A new investigation from tech accountability group The Tech Transparency Project found nearly 200 different ads on Facebook and Instagram that it claims violate the company’s own rules prohibiting ads that “promote the sale or use of weapons, weapon modification accessories, ammunition, or explosives.” Those posts include ads promoting sales of AR-15 style rifles, a controversial long gun form favored by numerous mass shooters that’s become one of the national gun debate’s most symbolic lodestones. The report comes less than six months after a separate investigation found firearms sellers were maneuvering around the platform’s rules against peer-to-peer guns sales.
TTP says it discovered the 173 ads, which include posts promoting accessories like optics and magazines, speed loaders, and gun racks during an investigation conducted between August 15 and August 29, 2022. Some of the advertisers reportedly spent hundreds of thousands of dollars on their campaigns. Though the posts only represent a small fraction of the ads served on Meta platforms, the TTP says its findings nonetheless raise concerns around Meta’s content review system which reportedly relies primarily on artificial intelligence.
“Meta is regularly failing to enforce the rules it has on the books when it comes to gun-related advertising,” TTP said. “Meta is not only allowing such content to reach users in violation of company policy, but it’s reaping a substantial amount of revenue from these ads.”
Some of the ads featured in the investigation appear to illustrate ways sellers are potentially gaming Meta’s automated review process. In one ad, gun seller KG Gun Works posted an image promoting its AR-15 style rifle along with the firearm’s specifications. In the comment section of the post a commenter asks the seller for the firearm’s price. The seller responded saying “FB does not allow pricing.” Other ads from real world gun stores depict images of their firearms and direct readers toward their physical addresses and websites.

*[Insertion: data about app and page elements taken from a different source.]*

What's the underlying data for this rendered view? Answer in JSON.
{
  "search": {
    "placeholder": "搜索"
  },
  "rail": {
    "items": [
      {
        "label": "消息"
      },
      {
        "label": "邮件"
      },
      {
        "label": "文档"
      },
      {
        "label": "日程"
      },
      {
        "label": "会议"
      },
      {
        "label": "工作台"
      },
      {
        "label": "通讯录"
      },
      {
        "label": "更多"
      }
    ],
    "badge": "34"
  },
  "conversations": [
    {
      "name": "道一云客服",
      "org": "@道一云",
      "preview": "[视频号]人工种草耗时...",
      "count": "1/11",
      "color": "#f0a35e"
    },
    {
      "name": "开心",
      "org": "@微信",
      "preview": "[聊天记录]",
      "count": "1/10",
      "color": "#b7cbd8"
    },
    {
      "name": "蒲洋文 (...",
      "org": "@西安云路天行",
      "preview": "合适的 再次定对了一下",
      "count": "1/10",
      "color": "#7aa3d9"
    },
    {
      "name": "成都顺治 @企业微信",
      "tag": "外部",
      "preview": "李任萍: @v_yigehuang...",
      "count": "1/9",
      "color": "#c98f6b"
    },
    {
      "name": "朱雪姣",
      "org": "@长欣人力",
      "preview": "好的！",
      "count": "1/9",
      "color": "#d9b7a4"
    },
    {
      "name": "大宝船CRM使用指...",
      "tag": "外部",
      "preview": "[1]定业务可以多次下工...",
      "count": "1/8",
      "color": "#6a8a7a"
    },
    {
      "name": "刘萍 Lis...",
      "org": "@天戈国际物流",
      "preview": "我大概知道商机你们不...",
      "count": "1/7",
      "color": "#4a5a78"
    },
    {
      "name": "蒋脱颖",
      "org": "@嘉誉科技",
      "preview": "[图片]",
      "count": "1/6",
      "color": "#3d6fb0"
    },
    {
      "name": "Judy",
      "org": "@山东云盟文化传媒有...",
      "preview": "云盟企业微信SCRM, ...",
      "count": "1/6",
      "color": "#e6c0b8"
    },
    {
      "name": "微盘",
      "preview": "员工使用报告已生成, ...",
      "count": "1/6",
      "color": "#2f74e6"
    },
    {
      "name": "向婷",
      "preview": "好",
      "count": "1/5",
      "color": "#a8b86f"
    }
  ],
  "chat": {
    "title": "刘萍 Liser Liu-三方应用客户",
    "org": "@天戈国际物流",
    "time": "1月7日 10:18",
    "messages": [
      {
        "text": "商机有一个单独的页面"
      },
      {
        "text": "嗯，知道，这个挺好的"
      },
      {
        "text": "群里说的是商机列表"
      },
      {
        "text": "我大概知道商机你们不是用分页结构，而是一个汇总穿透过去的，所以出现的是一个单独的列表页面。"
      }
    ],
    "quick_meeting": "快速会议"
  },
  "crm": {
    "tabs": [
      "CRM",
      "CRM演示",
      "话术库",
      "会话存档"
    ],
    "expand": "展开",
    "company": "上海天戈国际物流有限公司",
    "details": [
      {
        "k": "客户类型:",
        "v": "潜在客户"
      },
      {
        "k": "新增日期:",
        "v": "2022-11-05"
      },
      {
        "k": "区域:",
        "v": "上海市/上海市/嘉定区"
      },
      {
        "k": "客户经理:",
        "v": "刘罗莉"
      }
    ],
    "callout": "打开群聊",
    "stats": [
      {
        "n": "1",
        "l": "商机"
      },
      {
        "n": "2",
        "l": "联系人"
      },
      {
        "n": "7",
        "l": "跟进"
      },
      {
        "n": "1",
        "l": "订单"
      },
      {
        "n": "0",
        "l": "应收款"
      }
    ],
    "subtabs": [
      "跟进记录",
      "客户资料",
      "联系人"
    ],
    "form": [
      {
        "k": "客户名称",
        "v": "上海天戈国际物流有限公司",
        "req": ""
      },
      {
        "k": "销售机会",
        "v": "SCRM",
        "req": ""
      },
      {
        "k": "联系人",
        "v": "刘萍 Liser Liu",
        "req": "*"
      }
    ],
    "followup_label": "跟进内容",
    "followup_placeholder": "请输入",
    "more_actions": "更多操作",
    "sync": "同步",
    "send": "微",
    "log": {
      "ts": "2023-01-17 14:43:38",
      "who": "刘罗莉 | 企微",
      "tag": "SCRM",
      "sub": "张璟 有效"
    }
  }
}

In addition to the posts allegedly promoting firearm sales the investigation found 69 different advertisements for gun optics and mounts, and dozens of ads for so-called “speed loaders,” all of which TTP notes still appear to violate Meta’s policies. One of the ads, placed by a page called “Stand for the 2nd Amendment” featured an ad promoting its “AR-15 Five Piece Package,” which includes an illuminated reticle, a green laser, and a mini reflex sight, amongst other attachments. Another ad features a video with text reading “EVERY AR-15 OWNER NEEDS THIS.”
Some of the sellers wrote disclaimers saying they don’t promote the sale of weapons or ammunition but then go on to advertise items like speed reloading devices which TTP notes are clearly used to enhance a firearms functionality. The investigation also found 32 ads for gun raffles where individuals raise money for a charity or some other cause by selling off raffle tickets for a firearm, some of which included AR-15s. Meta’s policies don’t appear to mention raffles specifically.
Meta did not immediately respond to Gizmodo’s request for comment.
The TTP report comes just four months after The Washington Post published a report pointing out how buyers and sellers on the platform can violate rules against weapons sales up to 10 times before they are kicked off the platform. Gizmodo also found examples of users pursuing loopholes around the rules with one seller presenting a Gizmodo reporter with a small handgun even though it was listed as a “gun case.”
Meta has taken issue with the Post report, with spokesperson Andy Stone even taking to Twitter to argue the publication’s portrayal of the strike system, “distorts” the company’s approach. There are some situations, Stone said, where a seller could have their account removed after one occurrence. It doesn’t help that the report went live weeks after a horrific school shooting in Uvalde, Texas that left 19 children and two staff dead.